TASK OBJECTIVE
Repeat every record below exactly, omitting any pictures.

[Stored items from a collection]
★ ★ ★ ★ ★
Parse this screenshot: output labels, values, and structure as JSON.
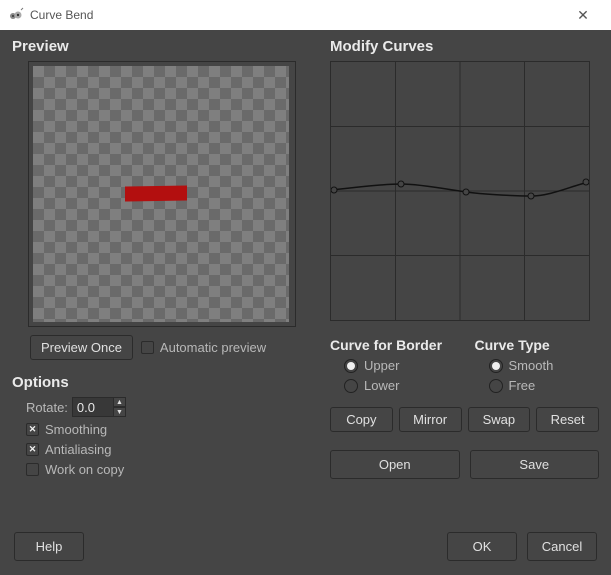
{
  "window": {
    "title": "Curve Bend"
  },
  "preview": {
    "heading": "Preview",
    "preview_once": "Preview Once",
    "automatic_preview": "Automatic preview"
  },
  "options": {
    "heading": "Options",
    "rotate_label": "Rotate:",
    "rotate_value": "0.0",
    "smoothing": "Smoothing",
    "antialiasing": "Antialiasing",
    "work_on_copy": "Work on copy"
  },
  "modify": {
    "heading": "Modify Curves",
    "curve_for_border": "Curve for Border",
    "upper": "Upper",
    "lower": "Lower",
    "curve_type": "Curve Type",
    "smooth": "Smooth",
    "free": "Free",
    "copy": "Copy",
    "mirror": "Mirror",
    "swap": "Swap",
    "reset": "Reset",
    "open": "Open",
    "save": "Save"
  },
  "footer": {
    "help": "Help",
    "ok": "OK",
    "cancel": "Cancel"
  }
}
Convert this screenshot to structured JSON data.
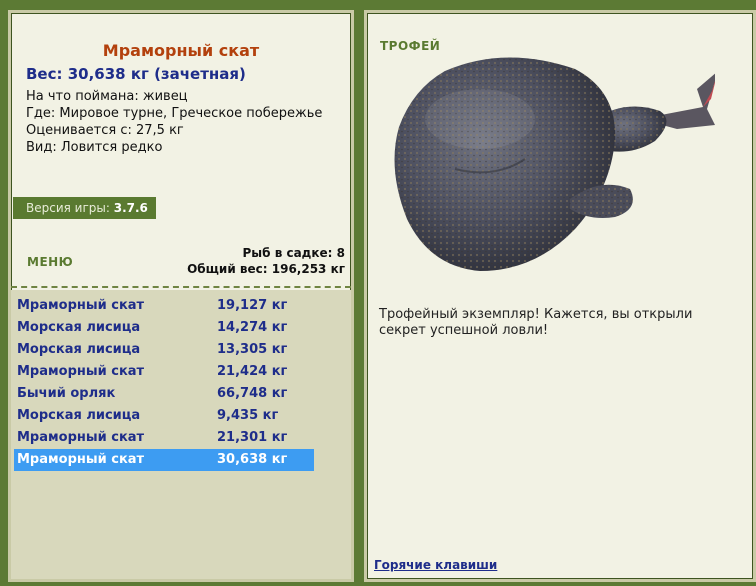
{
  "fish": {
    "title": "Мраморный скат",
    "weight_line": "Вес: 30,638 кг (зачетная)",
    "caught_on": "На что поймана: живец",
    "location": "Где: Мировое турне, Греческое побережье",
    "valued_from": "Оценивается с: 27,5 кг",
    "rarity": "Вид: Ловится редко"
  },
  "version": {
    "label": "Версия игры:",
    "value": "3.7.6"
  },
  "menu_label": "МЕНЮ",
  "stats": {
    "count": "Рыб в садке: 8",
    "total": "Общий вес: 196,253 кг"
  },
  "catch_list": [
    {
      "name": "Мраморный скат",
      "weight": "19,127 кг"
    },
    {
      "name": "Морская лисица",
      "weight": "14,274 кг"
    },
    {
      "name": "Морская лисица",
      "weight": "13,305 кг"
    },
    {
      "name": "Мраморный скат",
      "weight": "21,424 кг"
    },
    {
      "name": "Бычий орляк",
      "weight": "66,748 кг"
    },
    {
      "name": "Морская лисица",
      "weight": "9,435 кг"
    },
    {
      "name": "Мраморный скат",
      "weight": "21,301 кг"
    },
    {
      "name": "Мраморный скат",
      "weight": "30,638 кг"
    }
  ],
  "selected_index": 7,
  "trophy": {
    "label": "ТРОФЕЙ",
    "message": "Трофейный экземпляр! Кажется, вы открыли секрет успешной ловли!",
    "hotkeys": "Горячие клавиши"
  }
}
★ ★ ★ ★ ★
TASK SOLUTION
Parse this screenshot: output labels, values, and structure as JSON.
{
  "window": {
    "title": "Curve Bend"
  },
  "preview": {
    "heading": "Preview",
    "preview_once": "Preview Once",
    "automatic_preview": "Automatic preview"
  },
  "options": {
    "heading": "Options",
    "rotate_label": "Rotate:",
    "rotate_value": "0.0",
    "smoothing": "Smoothing",
    "antialiasing": "Antialiasing",
    "work_on_copy": "Work on copy"
  },
  "modify": {
    "heading": "Modify Curves",
    "curve_for_border": "Curve for Border",
    "upper": "Upper",
    "lower": "Lower",
    "curve_type": "Curve Type",
    "smooth": "Smooth",
    "free": "Free",
    "copy": "Copy",
    "mirror": "Mirror",
    "swap": "Swap",
    "reset": "Reset",
    "open": "Open",
    "save": "Save"
  },
  "footer": {
    "help": "Help",
    "ok": "OK",
    "cancel": "Cancel"
  }
}
Convert this screenshot to structured JSON data.
{
  "fish": {
    "title": "Мраморный скат",
    "weight_line": "Вес: 30,638 кг (зачетная)",
    "caught_on": "На что поймана: живец",
    "location": "Где: Мировое турне, Греческое побережье",
    "valued_from": "Оценивается с: 27,5 кг",
    "rarity": "Вид: Ловится редко"
  },
  "version": {
    "label": "Версия игры:",
    "value": "3.7.6"
  },
  "menu_label": "МЕНЮ",
  "stats": {
    "count": "Рыб в садке: 8",
    "total": "Общий вес: 196,253 кг"
  },
  "catch_list": [
    {
      "name": "Мраморный скат",
      "weight": "19,127 кг"
    },
    {
      "name": "Морская лисица",
      "weight": "14,274 кг"
    },
    {
      "name": "Морская лисица",
      "weight": "13,305 кг"
    },
    {
      "name": "Мраморный скат",
      "weight": "21,424 кг"
    },
    {
      "name": "Бычий орляк",
      "weight": "66,748 кг"
    },
    {
      "name": "Морская лисица",
      "weight": "9,435 кг"
    },
    {
      "name": "Мраморный скат",
      "weight": "21,301 кг"
    },
    {
      "name": "Мраморный скат",
      "weight": "30,638 кг"
    }
  ],
  "selected_index": 7,
  "trophy": {
    "label": "ТРОФЕЙ",
    "message": "Трофейный экземпляр! Кажется, вы открыли секрет успешной ловли!",
    "hotkeys": "Горячие клавиши"
  }
}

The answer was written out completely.